    Once the CNC program is generated, the operator loads it to the CNC machine.

    Machine Setup

    Before the operator runs the CNC program, they must prepare the CNC machine for operation. These preparations include affixing the workpiece directly into the machine, onto machinery spindles, or into machine vises or similar workholding devices, and attaching the required tooling, such as drill bits and end mills, to the proper machine components.

    Once the machine is fully set up, the operator can run the CNC program.

    Machining Operation Execution

    The CNC program acts as instructions for the CNC machine; it submits machine commands dictating the tooling’s actions and movements to the machine’s integrated computer, which operates and manipulates the machine tooling. Initiating the program prompts the CNC machine to begin the CNC machining process, and the program guides the machine throughout the process as it executes the necessary machine operations to produce a custom-designed part or product.

    CNC machining processes can be performed in-house—if the company invests in obtaining and maintaining their own CNC equipment—or out-sourced to dedicated CNC machining service providers.
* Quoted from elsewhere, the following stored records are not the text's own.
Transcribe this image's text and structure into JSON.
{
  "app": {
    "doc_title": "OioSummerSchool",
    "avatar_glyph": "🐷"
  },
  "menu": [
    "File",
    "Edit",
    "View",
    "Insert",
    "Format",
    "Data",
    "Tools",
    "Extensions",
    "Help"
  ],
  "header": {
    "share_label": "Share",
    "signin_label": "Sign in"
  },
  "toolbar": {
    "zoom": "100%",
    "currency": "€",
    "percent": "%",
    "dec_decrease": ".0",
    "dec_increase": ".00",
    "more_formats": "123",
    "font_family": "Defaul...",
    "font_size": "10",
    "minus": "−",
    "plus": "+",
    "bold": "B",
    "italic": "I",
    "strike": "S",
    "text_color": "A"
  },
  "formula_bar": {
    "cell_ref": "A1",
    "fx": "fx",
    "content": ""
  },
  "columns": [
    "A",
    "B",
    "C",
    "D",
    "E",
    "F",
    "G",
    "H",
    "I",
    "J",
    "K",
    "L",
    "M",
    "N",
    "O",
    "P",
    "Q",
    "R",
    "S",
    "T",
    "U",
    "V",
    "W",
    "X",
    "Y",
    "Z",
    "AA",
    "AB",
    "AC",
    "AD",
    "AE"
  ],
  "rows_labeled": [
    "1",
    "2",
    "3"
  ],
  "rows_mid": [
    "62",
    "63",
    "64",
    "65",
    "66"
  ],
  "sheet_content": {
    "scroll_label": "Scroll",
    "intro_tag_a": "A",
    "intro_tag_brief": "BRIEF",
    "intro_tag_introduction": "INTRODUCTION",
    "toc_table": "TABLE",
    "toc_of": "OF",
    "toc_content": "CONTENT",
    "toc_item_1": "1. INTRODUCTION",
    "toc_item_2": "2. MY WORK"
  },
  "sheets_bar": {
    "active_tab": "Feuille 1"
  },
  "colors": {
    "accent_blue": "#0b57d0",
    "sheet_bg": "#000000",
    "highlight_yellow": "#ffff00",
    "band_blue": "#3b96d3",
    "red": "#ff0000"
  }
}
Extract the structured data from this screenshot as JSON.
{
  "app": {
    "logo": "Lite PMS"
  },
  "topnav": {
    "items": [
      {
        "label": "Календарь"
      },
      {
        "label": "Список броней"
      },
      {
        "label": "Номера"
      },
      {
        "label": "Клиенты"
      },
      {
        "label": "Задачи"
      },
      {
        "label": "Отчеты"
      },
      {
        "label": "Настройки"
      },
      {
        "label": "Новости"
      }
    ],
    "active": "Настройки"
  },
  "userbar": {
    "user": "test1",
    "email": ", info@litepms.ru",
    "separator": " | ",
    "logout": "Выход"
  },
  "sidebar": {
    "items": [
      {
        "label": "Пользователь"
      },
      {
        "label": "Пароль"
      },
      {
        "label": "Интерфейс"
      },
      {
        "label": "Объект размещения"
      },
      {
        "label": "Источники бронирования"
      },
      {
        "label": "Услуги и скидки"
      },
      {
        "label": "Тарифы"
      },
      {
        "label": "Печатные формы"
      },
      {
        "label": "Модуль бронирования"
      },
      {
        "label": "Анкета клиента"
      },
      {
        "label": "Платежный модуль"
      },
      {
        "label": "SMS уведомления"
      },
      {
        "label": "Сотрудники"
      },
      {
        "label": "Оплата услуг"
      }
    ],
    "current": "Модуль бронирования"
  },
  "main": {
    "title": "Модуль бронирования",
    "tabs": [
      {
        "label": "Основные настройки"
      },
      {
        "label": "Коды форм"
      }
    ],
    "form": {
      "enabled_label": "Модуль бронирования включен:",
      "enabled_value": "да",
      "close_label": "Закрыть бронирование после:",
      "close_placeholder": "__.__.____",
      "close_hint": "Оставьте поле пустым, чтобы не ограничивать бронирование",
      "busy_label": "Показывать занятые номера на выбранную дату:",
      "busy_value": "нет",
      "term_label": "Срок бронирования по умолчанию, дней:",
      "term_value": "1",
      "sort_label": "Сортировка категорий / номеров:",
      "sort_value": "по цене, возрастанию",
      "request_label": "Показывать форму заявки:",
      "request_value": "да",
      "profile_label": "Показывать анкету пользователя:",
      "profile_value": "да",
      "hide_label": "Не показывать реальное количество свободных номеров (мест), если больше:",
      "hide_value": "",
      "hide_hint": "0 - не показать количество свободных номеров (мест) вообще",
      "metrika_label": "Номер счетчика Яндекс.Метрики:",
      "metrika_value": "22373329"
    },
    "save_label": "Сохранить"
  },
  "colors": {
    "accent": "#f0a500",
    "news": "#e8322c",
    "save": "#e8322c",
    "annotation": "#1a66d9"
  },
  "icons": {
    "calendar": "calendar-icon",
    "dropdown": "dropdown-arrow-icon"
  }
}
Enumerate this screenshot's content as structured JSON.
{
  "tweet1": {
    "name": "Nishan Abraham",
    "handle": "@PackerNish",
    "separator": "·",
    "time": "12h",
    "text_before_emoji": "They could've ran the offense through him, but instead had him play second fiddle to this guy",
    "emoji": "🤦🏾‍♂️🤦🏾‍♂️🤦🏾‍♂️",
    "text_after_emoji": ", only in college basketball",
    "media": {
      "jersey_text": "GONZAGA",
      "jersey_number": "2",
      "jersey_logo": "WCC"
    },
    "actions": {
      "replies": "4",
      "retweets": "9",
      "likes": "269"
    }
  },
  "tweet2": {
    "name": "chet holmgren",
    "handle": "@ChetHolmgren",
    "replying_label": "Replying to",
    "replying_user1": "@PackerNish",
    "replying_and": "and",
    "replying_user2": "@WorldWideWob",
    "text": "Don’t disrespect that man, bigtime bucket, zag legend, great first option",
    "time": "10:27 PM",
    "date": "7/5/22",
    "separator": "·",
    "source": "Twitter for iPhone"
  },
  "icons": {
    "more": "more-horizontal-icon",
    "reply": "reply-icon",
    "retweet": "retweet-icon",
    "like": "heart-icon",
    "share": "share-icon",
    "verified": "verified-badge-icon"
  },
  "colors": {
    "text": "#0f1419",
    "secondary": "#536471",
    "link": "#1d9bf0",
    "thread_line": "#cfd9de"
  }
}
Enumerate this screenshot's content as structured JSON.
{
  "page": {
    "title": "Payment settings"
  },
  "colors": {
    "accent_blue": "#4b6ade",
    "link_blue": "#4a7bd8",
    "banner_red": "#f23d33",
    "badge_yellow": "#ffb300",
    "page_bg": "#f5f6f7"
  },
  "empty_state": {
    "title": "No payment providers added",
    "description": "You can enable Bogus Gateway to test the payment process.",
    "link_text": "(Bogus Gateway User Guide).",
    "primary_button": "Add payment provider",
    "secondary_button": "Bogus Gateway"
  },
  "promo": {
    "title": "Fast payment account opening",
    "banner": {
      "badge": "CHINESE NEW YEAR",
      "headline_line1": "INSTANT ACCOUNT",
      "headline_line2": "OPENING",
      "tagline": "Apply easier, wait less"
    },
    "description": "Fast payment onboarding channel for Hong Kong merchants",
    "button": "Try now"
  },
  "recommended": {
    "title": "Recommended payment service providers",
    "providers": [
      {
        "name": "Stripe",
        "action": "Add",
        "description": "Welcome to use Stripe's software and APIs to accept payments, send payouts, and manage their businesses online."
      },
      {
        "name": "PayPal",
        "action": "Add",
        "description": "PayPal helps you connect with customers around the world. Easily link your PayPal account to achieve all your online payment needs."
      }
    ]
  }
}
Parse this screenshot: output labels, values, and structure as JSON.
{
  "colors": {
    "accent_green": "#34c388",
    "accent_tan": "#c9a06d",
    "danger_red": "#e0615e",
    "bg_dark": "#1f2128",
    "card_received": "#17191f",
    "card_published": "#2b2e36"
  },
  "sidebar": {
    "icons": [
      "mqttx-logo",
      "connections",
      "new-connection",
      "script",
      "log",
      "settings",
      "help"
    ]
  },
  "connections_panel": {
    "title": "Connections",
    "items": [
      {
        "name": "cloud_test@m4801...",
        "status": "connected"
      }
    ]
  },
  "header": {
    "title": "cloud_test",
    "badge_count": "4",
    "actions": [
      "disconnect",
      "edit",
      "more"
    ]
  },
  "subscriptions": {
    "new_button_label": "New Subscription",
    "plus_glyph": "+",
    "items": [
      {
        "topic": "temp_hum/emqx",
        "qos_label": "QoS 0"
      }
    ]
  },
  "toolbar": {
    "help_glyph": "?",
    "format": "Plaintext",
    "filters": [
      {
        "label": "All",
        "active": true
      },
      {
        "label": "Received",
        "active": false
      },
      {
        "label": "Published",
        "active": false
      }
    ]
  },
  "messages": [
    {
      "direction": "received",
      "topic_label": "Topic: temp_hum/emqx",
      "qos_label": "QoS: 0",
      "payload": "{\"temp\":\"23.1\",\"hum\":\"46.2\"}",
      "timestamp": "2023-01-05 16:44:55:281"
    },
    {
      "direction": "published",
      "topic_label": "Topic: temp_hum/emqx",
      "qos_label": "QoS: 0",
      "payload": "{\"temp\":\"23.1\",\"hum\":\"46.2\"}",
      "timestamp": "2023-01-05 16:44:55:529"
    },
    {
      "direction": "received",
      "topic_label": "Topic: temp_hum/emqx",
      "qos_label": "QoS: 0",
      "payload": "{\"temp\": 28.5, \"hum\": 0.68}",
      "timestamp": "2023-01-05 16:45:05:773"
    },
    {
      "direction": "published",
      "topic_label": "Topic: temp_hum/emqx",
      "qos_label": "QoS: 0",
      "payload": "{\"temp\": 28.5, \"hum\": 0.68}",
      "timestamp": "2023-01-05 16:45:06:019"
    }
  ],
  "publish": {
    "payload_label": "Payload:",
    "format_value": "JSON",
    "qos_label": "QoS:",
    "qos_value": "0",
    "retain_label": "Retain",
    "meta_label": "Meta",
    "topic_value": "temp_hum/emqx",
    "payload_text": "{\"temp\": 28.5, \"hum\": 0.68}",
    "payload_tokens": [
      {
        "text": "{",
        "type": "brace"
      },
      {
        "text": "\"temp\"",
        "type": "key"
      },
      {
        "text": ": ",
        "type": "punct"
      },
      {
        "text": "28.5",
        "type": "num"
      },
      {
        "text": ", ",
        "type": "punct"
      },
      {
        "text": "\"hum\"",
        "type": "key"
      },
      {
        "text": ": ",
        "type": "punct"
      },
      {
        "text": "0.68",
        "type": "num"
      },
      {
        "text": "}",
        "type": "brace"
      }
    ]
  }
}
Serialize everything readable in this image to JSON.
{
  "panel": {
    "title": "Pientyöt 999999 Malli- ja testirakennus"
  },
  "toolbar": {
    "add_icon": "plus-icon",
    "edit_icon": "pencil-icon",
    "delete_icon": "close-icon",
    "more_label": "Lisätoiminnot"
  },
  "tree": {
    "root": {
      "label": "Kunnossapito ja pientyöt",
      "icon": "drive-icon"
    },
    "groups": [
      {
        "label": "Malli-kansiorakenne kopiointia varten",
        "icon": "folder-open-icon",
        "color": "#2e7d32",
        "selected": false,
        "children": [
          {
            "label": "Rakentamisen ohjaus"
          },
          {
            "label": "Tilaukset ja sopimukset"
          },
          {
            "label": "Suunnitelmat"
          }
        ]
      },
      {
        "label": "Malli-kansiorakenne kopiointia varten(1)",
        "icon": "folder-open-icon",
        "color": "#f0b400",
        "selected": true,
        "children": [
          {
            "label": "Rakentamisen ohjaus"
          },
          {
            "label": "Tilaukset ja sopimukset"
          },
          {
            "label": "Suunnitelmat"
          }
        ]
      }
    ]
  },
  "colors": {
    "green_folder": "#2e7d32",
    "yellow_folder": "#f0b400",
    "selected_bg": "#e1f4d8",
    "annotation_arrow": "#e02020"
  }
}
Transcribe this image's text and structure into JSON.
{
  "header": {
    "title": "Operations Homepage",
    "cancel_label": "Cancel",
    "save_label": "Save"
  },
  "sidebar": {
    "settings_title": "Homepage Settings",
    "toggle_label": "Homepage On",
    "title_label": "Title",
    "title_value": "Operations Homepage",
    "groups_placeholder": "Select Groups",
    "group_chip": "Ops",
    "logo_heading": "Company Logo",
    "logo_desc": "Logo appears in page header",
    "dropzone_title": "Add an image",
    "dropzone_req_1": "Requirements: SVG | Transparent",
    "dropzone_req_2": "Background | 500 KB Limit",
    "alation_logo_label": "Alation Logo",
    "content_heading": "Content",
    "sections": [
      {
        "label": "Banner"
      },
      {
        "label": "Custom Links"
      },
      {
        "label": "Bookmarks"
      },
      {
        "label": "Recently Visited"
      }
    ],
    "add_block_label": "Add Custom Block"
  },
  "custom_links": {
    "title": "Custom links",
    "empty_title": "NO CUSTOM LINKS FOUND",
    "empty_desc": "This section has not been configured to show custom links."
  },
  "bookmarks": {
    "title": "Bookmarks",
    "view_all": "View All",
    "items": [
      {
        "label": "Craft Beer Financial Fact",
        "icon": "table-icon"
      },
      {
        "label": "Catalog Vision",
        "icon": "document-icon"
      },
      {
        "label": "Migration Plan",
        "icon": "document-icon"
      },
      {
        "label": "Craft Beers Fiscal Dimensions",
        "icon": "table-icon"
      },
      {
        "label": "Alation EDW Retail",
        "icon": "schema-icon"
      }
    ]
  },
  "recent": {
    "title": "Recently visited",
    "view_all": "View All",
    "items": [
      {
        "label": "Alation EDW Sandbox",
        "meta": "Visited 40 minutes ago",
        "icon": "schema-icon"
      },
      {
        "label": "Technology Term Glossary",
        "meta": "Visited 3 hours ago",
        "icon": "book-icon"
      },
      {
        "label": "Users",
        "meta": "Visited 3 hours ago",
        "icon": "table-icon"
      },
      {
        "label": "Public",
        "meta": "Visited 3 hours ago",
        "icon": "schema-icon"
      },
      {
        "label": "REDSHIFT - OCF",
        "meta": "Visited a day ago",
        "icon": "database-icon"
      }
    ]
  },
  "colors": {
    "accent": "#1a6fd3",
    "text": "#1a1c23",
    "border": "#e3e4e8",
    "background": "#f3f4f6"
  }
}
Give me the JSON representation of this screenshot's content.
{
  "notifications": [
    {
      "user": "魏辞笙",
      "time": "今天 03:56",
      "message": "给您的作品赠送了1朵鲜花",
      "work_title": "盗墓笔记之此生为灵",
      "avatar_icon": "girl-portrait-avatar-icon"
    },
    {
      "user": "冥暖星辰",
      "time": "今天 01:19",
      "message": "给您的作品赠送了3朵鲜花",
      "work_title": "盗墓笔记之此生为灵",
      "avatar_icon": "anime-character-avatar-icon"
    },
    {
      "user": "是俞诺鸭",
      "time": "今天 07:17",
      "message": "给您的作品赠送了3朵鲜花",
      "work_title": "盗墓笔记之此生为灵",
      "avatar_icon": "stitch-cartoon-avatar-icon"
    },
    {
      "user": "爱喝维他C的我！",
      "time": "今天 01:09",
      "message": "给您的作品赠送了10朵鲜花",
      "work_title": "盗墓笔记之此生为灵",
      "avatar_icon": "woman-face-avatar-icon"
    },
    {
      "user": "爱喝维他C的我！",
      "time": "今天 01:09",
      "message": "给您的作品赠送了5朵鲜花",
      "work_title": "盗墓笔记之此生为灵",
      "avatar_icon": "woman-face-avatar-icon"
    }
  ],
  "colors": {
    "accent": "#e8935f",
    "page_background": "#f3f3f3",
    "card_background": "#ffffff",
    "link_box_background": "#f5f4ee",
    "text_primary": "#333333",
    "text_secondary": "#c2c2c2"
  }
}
    Types of CNC Machining Operations

    CNC machining is a manufacturing process suitable for a wide variety of industries, including automotive, aerospace, construction, and agriculture, and able to produce a range of products, such as automobile frames, surgical equipment, airplane engines, gears, and hand and garden tools. The process encompasses several different computer-controlled machining operations—including mechanical, chemical, electrical, and thermal processes—which remove the necessary material from the workpiece to produce a custom-designed part or product. While chemical, electrical, and thermal machining processes are covered in a later section, this section explores some of the most common mechanical CNC machining operations including:

    Drilling

    Milling

    Turning

    CNC Drilling

    Drilling is a machining process which employs multi-point drill bits to produce cylindrical holes in the workpiece. In CNC drilling, typically the CNC machine feeds the rotating drill bit perpendicularly to the plane of the workpiece’s surface, which produces vertically-aligned holes with diameters equal to the diameter of the drill bit employed for the drilling operation. However, angular drilling operations can also be performed through the use of specialized machine configurations and workholding devices. Operational capabilities of the drilling process include counterboring, countersinking, reaming, and tapping.